Interestingly, in Commissioner Fuller’s recent challenge to the Hyde Park BLM protest, Mr. Gibson argued that the legislation allowing the Commissioner to prohibit his protest violated this implied Constitutional freedom. The Court rejected this argument, and it was not raised again on appeal.

While BLM and University Cuts are more ‘high profile’ protests, the use of COVID regulations to stifle political communication may be more insidiously small-scaled. Paul McAleer- Sydney Branch Secretary of the Maritime Union of Australia has also recently experienced NSW Police utilising COVID regulations to disburse his Union’s political communication.

Mr. McAleer described to O’Brien Criminal and Civil Solicitors a recent MUA meeting of eight maintenance workers that was disrupted/disbursed by three police cars, with officers citing COVID regulations. As Mr. McAleer describes-

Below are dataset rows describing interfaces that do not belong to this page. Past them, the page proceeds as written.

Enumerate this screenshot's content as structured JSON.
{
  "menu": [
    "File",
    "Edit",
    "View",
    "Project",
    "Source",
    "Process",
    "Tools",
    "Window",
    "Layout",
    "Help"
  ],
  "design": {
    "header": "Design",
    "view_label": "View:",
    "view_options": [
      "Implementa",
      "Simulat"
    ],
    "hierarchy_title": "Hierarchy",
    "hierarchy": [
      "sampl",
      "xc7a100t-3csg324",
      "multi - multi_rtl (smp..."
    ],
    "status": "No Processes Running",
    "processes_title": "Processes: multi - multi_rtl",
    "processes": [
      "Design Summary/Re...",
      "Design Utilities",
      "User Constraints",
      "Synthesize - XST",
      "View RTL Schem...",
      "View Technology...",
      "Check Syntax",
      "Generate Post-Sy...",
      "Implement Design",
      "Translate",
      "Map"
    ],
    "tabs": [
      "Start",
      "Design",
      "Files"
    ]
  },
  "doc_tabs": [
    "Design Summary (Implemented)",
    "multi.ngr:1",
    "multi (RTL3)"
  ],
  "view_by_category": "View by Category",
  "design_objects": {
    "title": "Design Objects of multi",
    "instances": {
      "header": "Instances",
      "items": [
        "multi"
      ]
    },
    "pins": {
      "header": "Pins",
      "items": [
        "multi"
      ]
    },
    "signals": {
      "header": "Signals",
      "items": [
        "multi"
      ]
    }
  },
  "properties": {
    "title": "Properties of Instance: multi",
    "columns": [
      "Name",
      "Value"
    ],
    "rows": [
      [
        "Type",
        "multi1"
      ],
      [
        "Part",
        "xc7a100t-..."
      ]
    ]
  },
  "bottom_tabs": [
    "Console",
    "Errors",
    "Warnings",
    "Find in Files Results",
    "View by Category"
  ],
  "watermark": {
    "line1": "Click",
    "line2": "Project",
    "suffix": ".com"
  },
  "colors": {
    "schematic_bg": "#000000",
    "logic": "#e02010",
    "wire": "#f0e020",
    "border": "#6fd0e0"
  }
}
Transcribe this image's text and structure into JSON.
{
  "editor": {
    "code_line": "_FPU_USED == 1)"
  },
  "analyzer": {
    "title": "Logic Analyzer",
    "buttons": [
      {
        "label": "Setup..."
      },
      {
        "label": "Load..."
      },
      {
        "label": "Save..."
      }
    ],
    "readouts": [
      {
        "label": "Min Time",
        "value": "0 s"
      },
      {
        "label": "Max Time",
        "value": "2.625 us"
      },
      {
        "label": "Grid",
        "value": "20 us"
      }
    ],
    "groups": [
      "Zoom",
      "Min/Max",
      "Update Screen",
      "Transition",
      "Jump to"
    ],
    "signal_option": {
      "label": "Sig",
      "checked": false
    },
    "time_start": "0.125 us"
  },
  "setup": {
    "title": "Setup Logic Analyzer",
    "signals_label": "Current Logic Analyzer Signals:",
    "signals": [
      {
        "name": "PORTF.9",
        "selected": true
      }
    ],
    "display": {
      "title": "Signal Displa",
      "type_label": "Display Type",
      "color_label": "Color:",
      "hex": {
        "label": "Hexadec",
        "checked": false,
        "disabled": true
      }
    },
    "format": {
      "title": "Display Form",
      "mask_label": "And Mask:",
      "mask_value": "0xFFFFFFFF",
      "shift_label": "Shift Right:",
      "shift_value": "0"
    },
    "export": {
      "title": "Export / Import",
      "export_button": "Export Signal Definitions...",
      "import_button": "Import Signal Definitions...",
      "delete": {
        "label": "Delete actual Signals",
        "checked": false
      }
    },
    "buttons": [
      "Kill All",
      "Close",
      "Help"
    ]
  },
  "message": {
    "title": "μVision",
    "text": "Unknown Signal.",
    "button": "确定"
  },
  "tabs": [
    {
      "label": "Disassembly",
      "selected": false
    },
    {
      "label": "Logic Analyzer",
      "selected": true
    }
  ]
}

“…The double standards and hypocrisy of police and employers demonstrates a cognisant effort by the ruling class to disrupt democratic rights of working class people…we are seeing concerted efforts by authorities operating on behalf of employers to smash workers attempts to protect themselves against attacks. Employers are using the crisis to hamstring a fight back by workers for dignity and justice. It’s an Orwellian wet dream…”

Black Lives Matter (BLM) demonstration with Aboriginal peopleMr. McAleer hits the nail on the head. In the time of COVID, Australians need to be more vigilant than ever of systems of authority utilising the pandemic to establish new normative agendas regarding political communication. Under the current NSW Health Orders, it’s hard to imagine an alternate reality-  where protestors submit COVID Safety Plans, gather and observe social distancing/ hygiene practices, and interact with NSW police in a way that ensures public health safety rather than oppressive fines.

While such an alternate reality feels like a far-flung fiction, it’s not. As it currently stands, the NSW Government and Police have the ability to maintain genuine respect for political communication and protest in Australia. Critical NSW citizens should be querying about why they haven’t.

If you have experienced police misconduct during COVID-19, O’Brien Criminal and Civil Solicitors are able to pursue your possible claim anywhere in Australia. Please don’t hesitate to contact us today on 02 9261 4281 or by email at

Law Graduate | + posts

Oliver is a law graduate who is passionate about the ways in which the law can alleviate injustice. Oliver practices across intentional torts, abuse, privacy and defamation.

Recommended articles


O’Brien Criminal & Civil Solicitors
p: 02 9261 4281
a: Level 4, 219-223 Castlereagh St,
Sydney NSW 2000

Scroll to Top